- HTTP Interface on the Cell
- NFS Interface on the Cell (NFS Storage as well)
- Management interface on the Source and destination ESX Hosts
- Storage interfaces on the source and destination ESX hosts.
If you’re hosts are using the software iSCSI initiator that is a consideration as well. Interesting so far right?
Deploying a vApp from Catalog on Silver to Gold (Same vCenter separate clusters/vDC’s)
Now that we also have a vApp template in the master catalog in the same vCenter, but simply hosted on a different Provider vDC, I wanted to just see if the same export import process was used to make that move, or if something else was in play. I knew the original hypothesis that the host where the VM is registered would handle the load, but I just wanted to see if the export/deploy was used. The good news is this does NOT require an export. However, since the source and destination datastores are not seen by the two clusters, this does revert to a standard network copy from the host where the Virtual Machine is registered to the target host. This does mean that the management interfaces of those hosts will handle the copy traffic between the two clusters. The respective storage interfaces will also be used for the read from the source and the write to the destination. This is the standard process that has always been used in vCenter for cross cluster copies.
Other Processes That Involve the vCloud Director Cell (Added 11/3/11)
Some other things came to mind after writing this. There are other functions that will use the vCD Cell’s transfer space just adding not only to the size requirement, but also the bandwidth needed between Cells and NFS storage. Some of these other functions include but are not limited to:
- Importing a vApp vCloud Director from vCenter
- Importing using an OVF format
- Importing via vCloud Connector
- Downloading a vApp from vCloud director
- Copying a vApp in your cloud to the Catalog Depending on Datastore locale)
I am sure there are others, but this is just what I have seen in the testing for this series.
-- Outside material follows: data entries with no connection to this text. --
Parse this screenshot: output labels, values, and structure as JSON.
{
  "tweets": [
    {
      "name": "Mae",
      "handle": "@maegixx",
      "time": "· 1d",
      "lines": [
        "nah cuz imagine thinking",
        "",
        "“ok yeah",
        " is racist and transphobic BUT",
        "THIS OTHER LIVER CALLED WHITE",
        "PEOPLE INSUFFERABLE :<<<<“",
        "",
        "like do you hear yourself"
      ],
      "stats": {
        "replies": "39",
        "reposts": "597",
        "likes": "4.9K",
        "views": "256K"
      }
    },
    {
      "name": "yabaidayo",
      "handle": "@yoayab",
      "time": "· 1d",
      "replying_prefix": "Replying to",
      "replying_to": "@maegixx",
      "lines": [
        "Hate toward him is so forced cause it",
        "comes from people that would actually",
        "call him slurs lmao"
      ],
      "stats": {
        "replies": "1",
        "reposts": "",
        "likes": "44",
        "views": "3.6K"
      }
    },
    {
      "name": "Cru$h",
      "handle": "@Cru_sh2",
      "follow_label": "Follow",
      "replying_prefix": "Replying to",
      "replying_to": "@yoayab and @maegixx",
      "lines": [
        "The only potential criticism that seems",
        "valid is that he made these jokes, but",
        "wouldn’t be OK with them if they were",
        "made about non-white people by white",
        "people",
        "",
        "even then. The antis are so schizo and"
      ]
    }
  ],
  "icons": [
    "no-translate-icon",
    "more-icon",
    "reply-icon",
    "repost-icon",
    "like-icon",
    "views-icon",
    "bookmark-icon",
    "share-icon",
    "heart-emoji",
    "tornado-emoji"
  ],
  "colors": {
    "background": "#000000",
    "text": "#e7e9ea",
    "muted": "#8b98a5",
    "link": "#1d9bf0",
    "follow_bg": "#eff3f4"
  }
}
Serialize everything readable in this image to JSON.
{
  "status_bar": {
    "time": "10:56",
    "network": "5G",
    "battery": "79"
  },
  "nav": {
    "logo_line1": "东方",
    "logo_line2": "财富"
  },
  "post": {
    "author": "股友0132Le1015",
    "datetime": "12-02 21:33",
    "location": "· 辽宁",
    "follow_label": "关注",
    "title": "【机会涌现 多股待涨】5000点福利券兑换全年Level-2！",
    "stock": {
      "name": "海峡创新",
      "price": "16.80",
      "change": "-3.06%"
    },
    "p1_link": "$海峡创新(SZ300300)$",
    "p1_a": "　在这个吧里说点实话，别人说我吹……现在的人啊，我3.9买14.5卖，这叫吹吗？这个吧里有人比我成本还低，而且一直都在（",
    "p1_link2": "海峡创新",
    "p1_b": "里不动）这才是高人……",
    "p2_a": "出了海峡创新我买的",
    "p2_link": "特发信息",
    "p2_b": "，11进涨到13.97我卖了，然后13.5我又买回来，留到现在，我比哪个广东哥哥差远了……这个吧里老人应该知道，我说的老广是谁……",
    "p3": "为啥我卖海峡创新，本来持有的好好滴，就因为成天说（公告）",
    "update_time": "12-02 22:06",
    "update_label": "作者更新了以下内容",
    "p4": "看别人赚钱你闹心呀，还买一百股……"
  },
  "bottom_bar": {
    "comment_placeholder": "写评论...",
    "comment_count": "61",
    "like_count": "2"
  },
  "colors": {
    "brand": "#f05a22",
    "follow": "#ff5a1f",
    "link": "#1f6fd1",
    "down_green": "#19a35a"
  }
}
I hope you see that the Cell’s transfer space can be a busy animal for large scale deployments. Part three has some recommendations on how to deal with this, but you definitely need to be aware of what else is passing through the vCloud Director Cell and it’s shared transfer space.
These will come in detail in Part Three of this little experiment, but there are a couple ways I would think about designing a large scale, multi-vCenter based vCloud Director deployment. While we cannot change the way vSphere handles the clone process on a host today, we could design creatively around it. However, we have also seen that separate clusters and vCenters will also create network load on the vCD Cells, as well as the shared transfer space. Although some of this is new, the other process within the same vCenter is not new. That being said, with potentially hundreds or thousands of users deploying vApps we could try and design for it. Some of these vSphere specific considerations are exactly what I have spoken about in my VMWorld sessions.